A diagnosis or patch?

A diagnosis or patch?

The majority of work entry problems are caused by eight problems. The eight problems often occur in clusters and are a reflection of organizational culture.  Knowing that there are eight problems is useful when they can be recognized. Unless people wear their motivations on signs hung around their neck, recognition requires conversation and observation.  Hints for recognizing the top eight work entry problems are:

Difference in goals – The goals of people, teams, and organizations have a huge impact on their behavior. Identifying differences or potential differences in goals is one of the missions of all leaders. Areas to evaluate include:

  • Do team members or organizations value different time horizons?
  • Are there different perspectives on what market the product is serving?
  • When goal conflict occurs, is there an incentive to compromise or adopt a middle ground?
  • Is there trust between team members or teams?
  • Are disagreements and arguments about approaches common?

Need outstrips supply – Recognized or unrecognized supply/need mismatches are easy to diagnose.  This is a measurement problem unless you are allergic to measurement.

  • Does the amount of work being added to the backlog more or less than the work that is being delivered?
  • Do people complain more (or more loudly) about the ability to deliver value in a timely manner?

Pay practices – The impact of pay practices on work entry is the hardest category to explicitly diagnose, but is often easy to infer retrospectively. For example, I have worked for several firms that had large sales quotas, early in the last quarter of the year the pressure to slip in enhancements and tweaks went up as salespeople tried to make sales.
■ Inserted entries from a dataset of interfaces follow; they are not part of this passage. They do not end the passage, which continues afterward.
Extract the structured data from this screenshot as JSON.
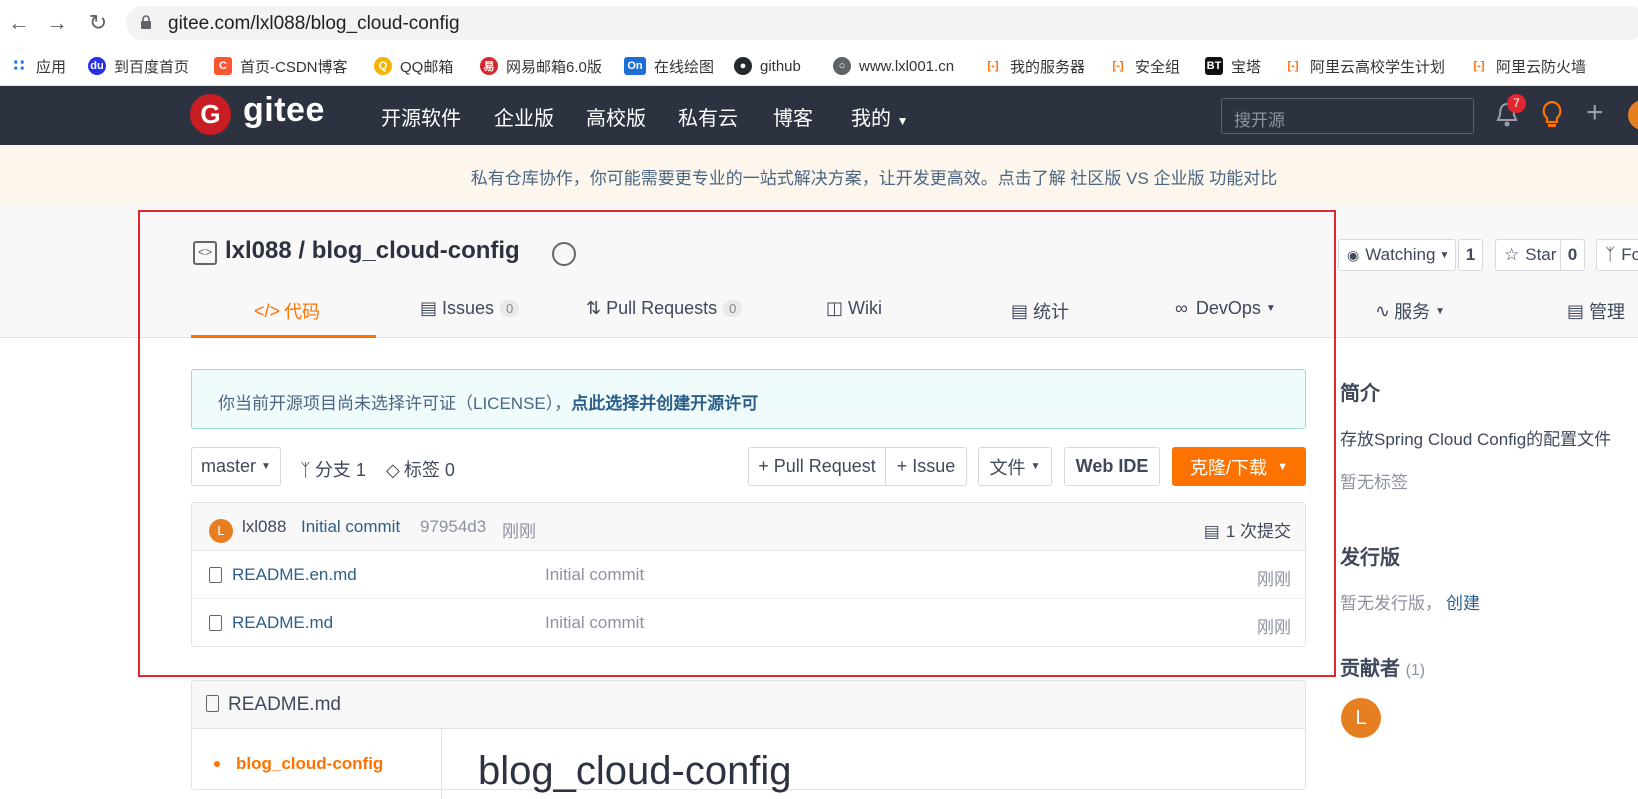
{
  "browser": {
    "url": "gitee.com/lxl088/blog_cloud-config",
    "bookmarks": [
      {
        "label": "应用",
        "icon": "apps-grid-icon",
        "color": "#1a73e8"
      },
      {
        "label": "到百度首页",
        "icon": "baidu-paw-icon",
        "color": "#2932e1"
      },
      {
        "label": "首页-CSDN博客",
        "icon": "csdn-c-icon",
        "color": "#fc5531"
      },
      {
        "label": "QQ邮箱",
        "icon": "qq-mail-icon",
        "color": "#f4b400"
      },
      {
        "label": "网易邮箱6.0版",
        "icon": "netease-mail-icon",
        "color": "#d8282f"
      },
      {
        "label": "在线绘图",
        "icon": "on-icon",
        "color": "#1d6fd6"
      },
      {
        "label": "github",
        "icon": "github-cat-icon",
        "color": "#24292e"
      },
      {
        "label": "www.lxl001.cn",
        "icon": "globe-icon",
        "color": "#5f6368"
      },
      {
        "label": "我的服务器",
        "icon": "aliyun-icon",
        "color": "#ff6a00"
      },
      {
        "label": "安全组",
        "icon": "aliyun-icon",
        "color": "#ff6a00"
      },
      {
        "label": "宝塔",
        "icon": "bt-icon",
        "color": "#111111"
      },
      {
        "label": "阿里云高校学生计划",
        "icon": "aliyun-icon",
        "color": "#ff6a00"
      },
      {
        "label": "阿里云防火墙",
        "icon": "aliyun-icon",
        "color": "#ff6a00"
      }
    ]
  },
  "header": {
    "logo_letter": "G",
    "logo_text": "gitee",
    "nav": [
      "开源软件",
      "企业版",
      "高校版",
      "私有云",
      "博客",
      "我的"
    ],
    "search_placeholder": "搜开源",
    "notification_count": "7"
  },
  "banner": {
    "text": "私有仓库协作，你可能需要更专业的一站式解决方案，让开发更高效。点击了解 社区版 VS 企业版 功能对比"
  },
  "repo": {
    "title": "lxl088 / blog_cloud-config",
    "watching_label": "Watching",
    "watching_count": "1",
    "star_label": "Star",
    "star_count": "0",
    "fork_label": "Fo",
    "tabs": [
      {
        "label": "代码",
        "icon": "code-icon"
      },
      {
        "label": "Issues",
        "count": "0",
        "icon": "issues-icon"
      },
      {
        "label": "Pull Requests",
        "count": "0",
        "icon": "pull-request-icon"
      },
      {
        "label": "Wiki",
        "icon": "wiki-book-icon"
      },
      {
        "label": "统计",
        "icon": "bar-chart-icon"
      },
      {
        "label": "DevOps",
        "icon": "infinity-icon"
      },
      {
        "label": "服务",
        "icon": "pulse-icon"
      },
      {
        "label": "管理",
        "icon": "manage-doc-icon"
      }
    ]
  },
  "license": {
    "notice": "你当前开源项目尚未选择许可证（LICENSE），",
    "link": "点此选择并创建开源许可"
  },
  "toolbar": {
    "branch": "master",
    "branches": "分支 1",
    "tags": "标签 0",
    "pull_request": "+ Pull Request",
    "issue": "+ Issue",
    "files": "文件",
    "web_ide": "Web IDE",
    "clone": "克隆/下载"
  },
  "commit": {
    "avatar_letter": "L",
    "author": "lxl088",
    "message": "Initial commit",
    "hash": "97954d3",
    "time": "刚刚",
    "count": "1 次提交"
  },
  "files": [
    {
      "name": "README.en.md",
      "message": "Initial commit",
      "time": "刚刚"
    },
    {
      "name": "README.md",
      "message": "Initial commit",
      "time": "刚刚"
    }
  ],
  "readme": {
    "title": "README.md",
    "toc_item": "blog_cloud-config",
    "heading": "blog_cloud-config"
  },
  "sidebar": {
    "intro_title": "简介",
    "intro_text": "存放Spring Cloud Config的配置文件",
    "no_tags": "暂无标签",
    "release_title": "发行版",
    "no_release": "暂无发行版，",
    "create_link": "创建",
    "contributors_title": "贡献者",
    "contributors_count": "(1)",
    "contributor_avatar": "L"
  }
}
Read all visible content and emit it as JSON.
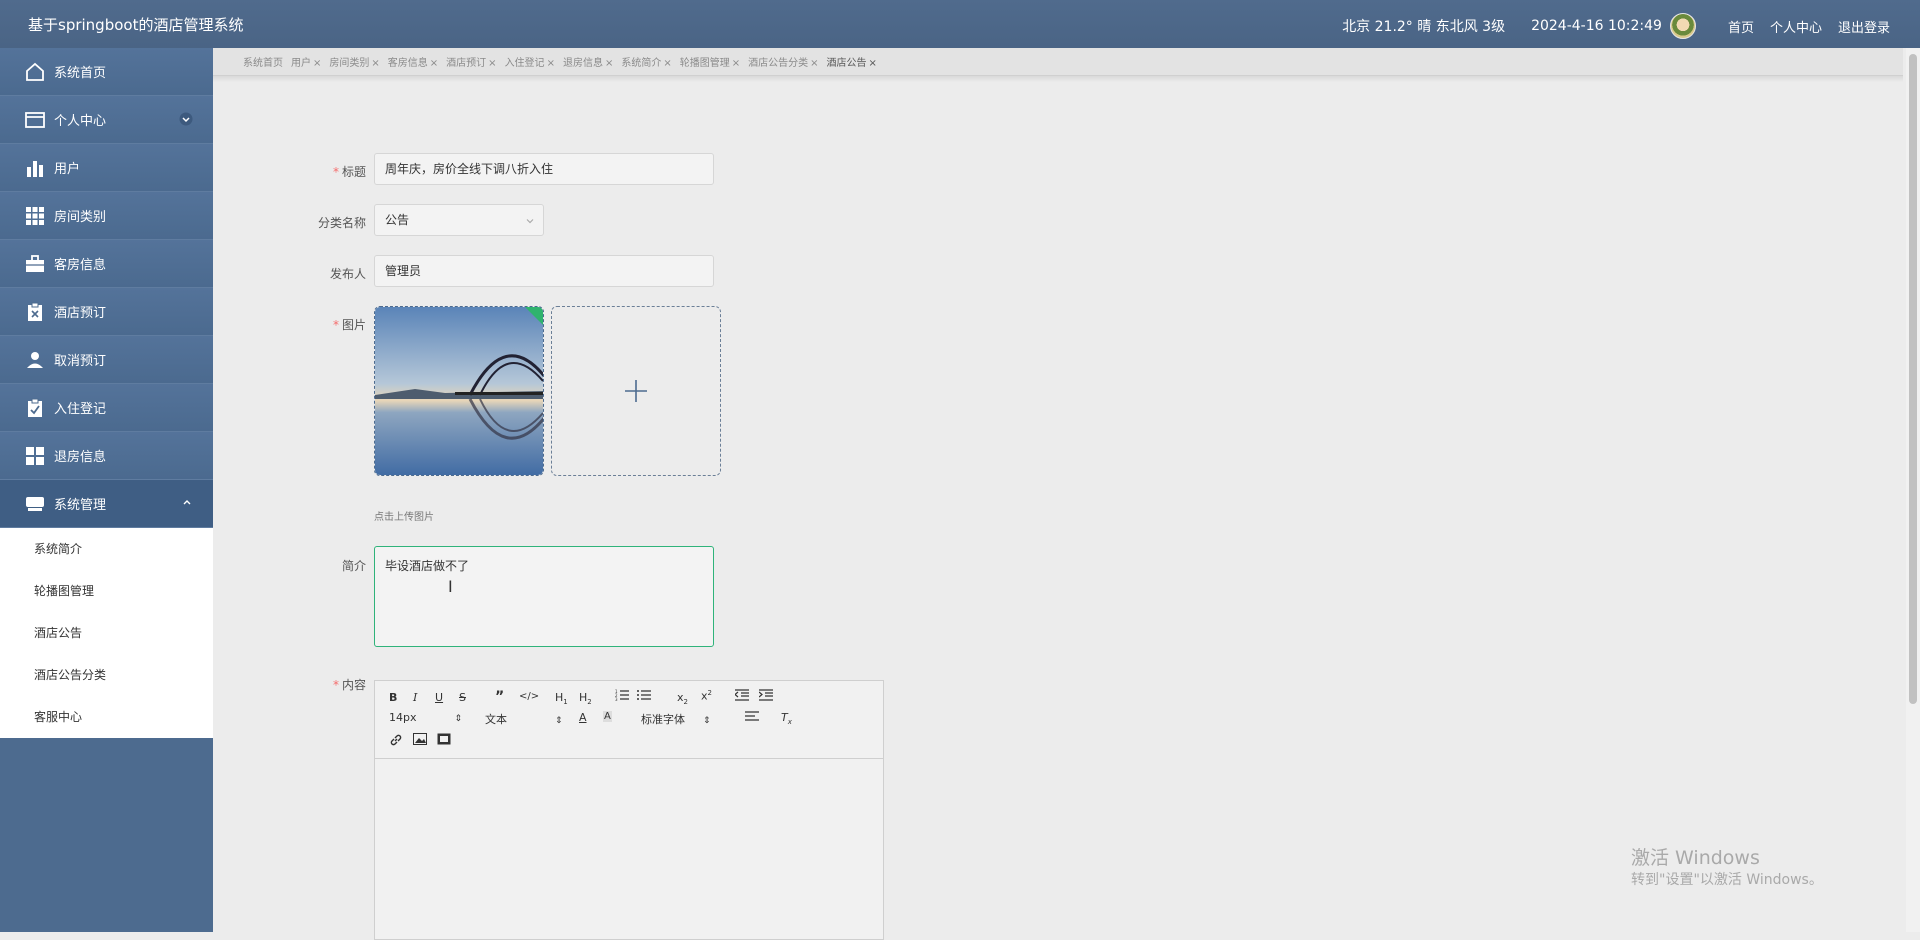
{
  "header": {
    "title": "基于springboot的酒店管理系统",
    "weather": "北京  21.2°  晴  东北风  3级",
    "datetime": "2024-4-16 10:2:49",
    "links": [
      "首页",
      "个人中心",
      "退出登录"
    ]
  },
  "sidebar": {
    "items": [
      {
        "label": "系统首页",
        "icon": "home-icon"
      },
      {
        "label": "个人中心",
        "icon": "wallet-icon"
      },
      {
        "label": "用户",
        "icon": "bar-chart-icon"
      },
      {
        "label": "房间类别",
        "icon": "grid-icon"
      },
      {
        "label": "客房信息",
        "icon": "briefcase-icon"
      },
      {
        "label": "酒店预订",
        "icon": "clipboard-x-icon"
      },
      {
        "label": "取消预订",
        "icon": "user-icon"
      },
      {
        "label": "入住登记",
        "icon": "clipboard-check-icon"
      },
      {
        "label": "退房信息",
        "icon": "dashboard-icon"
      },
      {
        "label": "系统管理",
        "icon": "drive-icon"
      }
    ],
    "submenu": [
      "系统简介",
      "轮播图管理",
      "酒店公告",
      "酒店公告分类",
      "客服中心"
    ]
  },
  "tabs": [
    "系统首页",
    "用户",
    "房间类别",
    "客房信息",
    "酒店预订",
    "入住登记",
    "退房信息",
    "系统简介",
    "轮播图管理",
    "酒店公告分类",
    "酒店公告"
  ],
  "form": {
    "title_label": "标题",
    "title_value": "周年庆，房价全线下调八折入住",
    "category_label": "分类名称",
    "category_value": "公告",
    "publisher_label": "发布人",
    "publisher_value": "管理员",
    "image_label": "图片",
    "upload_hint": "点击上传图片",
    "intro_label": "简介",
    "intro_value": "毕设酒店做不了",
    "content_label": "内容"
  },
  "editor": {
    "font_size": "14px",
    "block_format": "文本",
    "font_family": "标准字体"
  },
  "watermark": {
    "line1": "激活 Windows",
    "line2": "转到\"设置\"以激活 Windows。"
  },
  "colors": {
    "header_bg": "#4f6a8c",
    "sidebar_bg": "#4d6b8f",
    "required": "#f56c6c",
    "focus_border": "#2fb37a"
  }
}
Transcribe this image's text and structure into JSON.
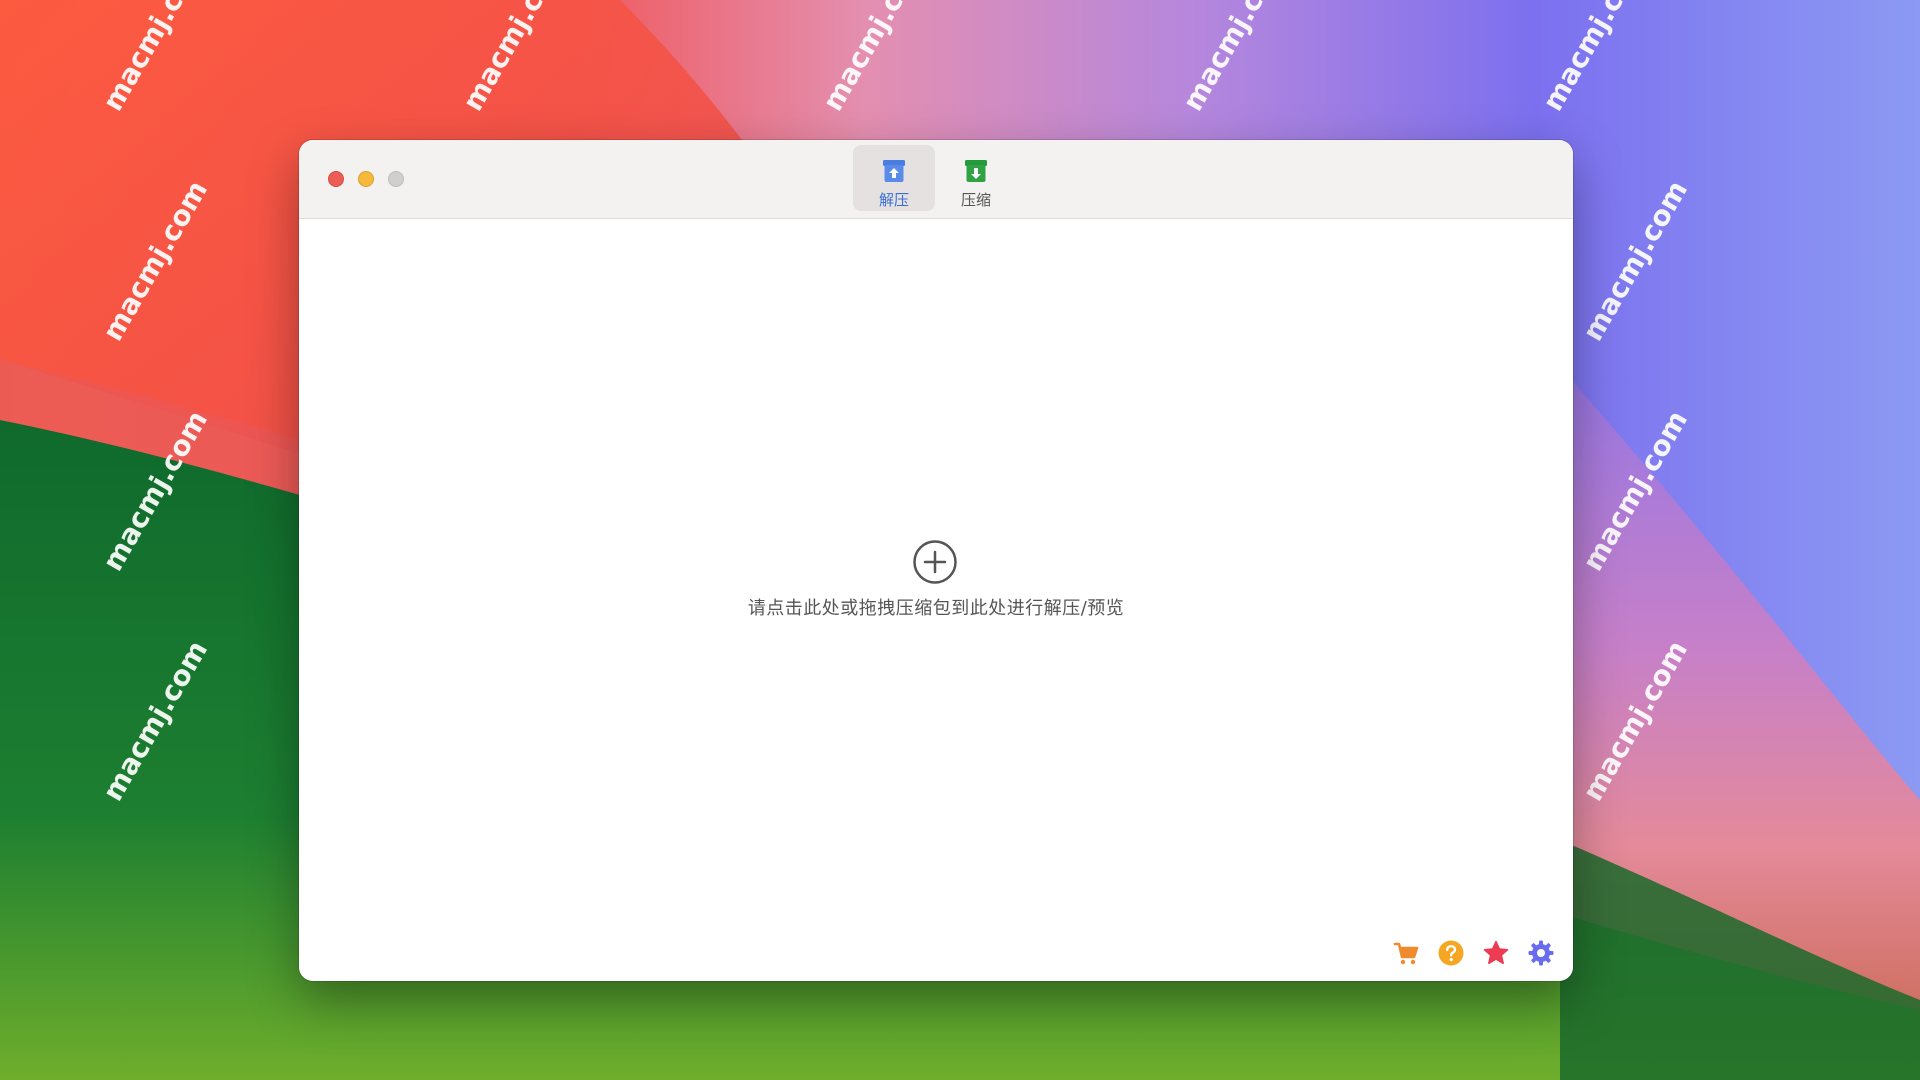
{
  "watermark": {
    "text": "macmj.com"
  },
  "window": {
    "tabs": [
      {
        "label": "解压",
        "icon": "archive-upload-icon",
        "color": "#4a7de0",
        "active": true
      },
      {
        "label": "压缩",
        "icon": "archive-download-icon",
        "color": "#2ea343",
        "active": false
      }
    ],
    "drop_zone": {
      "icon": "plus-circle-icon",
      "hint": "请点击此处或拖拽压缩包到此处进行解压/预览"
    },
    "bottom_icons": [
      {
        "icon": "cart-icon",
        "color": "#f08a2e"
      },
      {
        "icon": "help-icon",
        "color": "#f5a623"
      },
      {
        "icon": "star-icon",
        "color": "#ec3b53"
      },
      {
        "icon": "settings-icon",
        "color": "#6a6cf0"
      }
    ]
  },
  "colors": {
    "traffic_close": "#ee5d55",
    "traffic_minimize": "#f5b93b",
    "traffic_zoom": "#d1cfcd"
  }
}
Indicators include:

  • Is there an over-focus on short term requirements?  
  • Are mid or long term technical architecture needs being addressed in a timely manner?
  • When you ask about pay practices, are there significant short-term bonuses? (Asking directly about how people are paid is often difficult.)  

Product v Project – A project perspective is easily diagnosed based on the vocabulary people use and funding approach used for work.  

  • Do people call work projects?
  • Is work driven from a fixed requirements document or backlog?
  • Are individual initiatives funded?

Urgency/importance dichotomy – No criteria for prioritization or teams that jump when someone raises their voice are reflections of teams that react to the urgent at the expense of what is important.

  • Are there criteria for prioritizing work?
  • Are standard criteria for prioritizing work used consistently?

Class of services – Diagnosing whether classes of service exist is usually as simple as looking at the program “board”.  Less explicit implementations of a class of service approach are harder to diagnose.

  • Does the team’s or program’s board have identified classes of service?
  • Is work being accepted into the iteration or flow of work outside of normal planning practices that cause other work to be delayed?
  • Do team members or stakeholders ask for work to be expedited?

Control – Micromanagement or command and control approaches can be exhibited by leaders of all types.  The long-term use of these approaches can have deleterious effects on teams and team members.

  • What do the interactions between leaders, stakeholders, and team members say about the leadership tactics being used?
  • Are people or teams told what to do consistently?
  • Is there only one leader in all situations?

Yes – Diagnosing Yes’itus requires listening to the transactions occurring at the work entry interface (where ever it is occurring).  

  • Is only answer is that the team will get right on it (or other variations of yes)?
  • Does saying work will be placed on the backlog guarantee it will be done (and soon)?

Diagnosing any of the eight work entry problems requires patient observation along with conversation.  Even the best work entry process will have a few, occasional hiccups. A Pareto analysis (application of the 80/20 rule) is useful to determine whether a work entry problem exists and to help expose the root cause. Use the indicators as a tool to help find areas to review and then observe the work in action.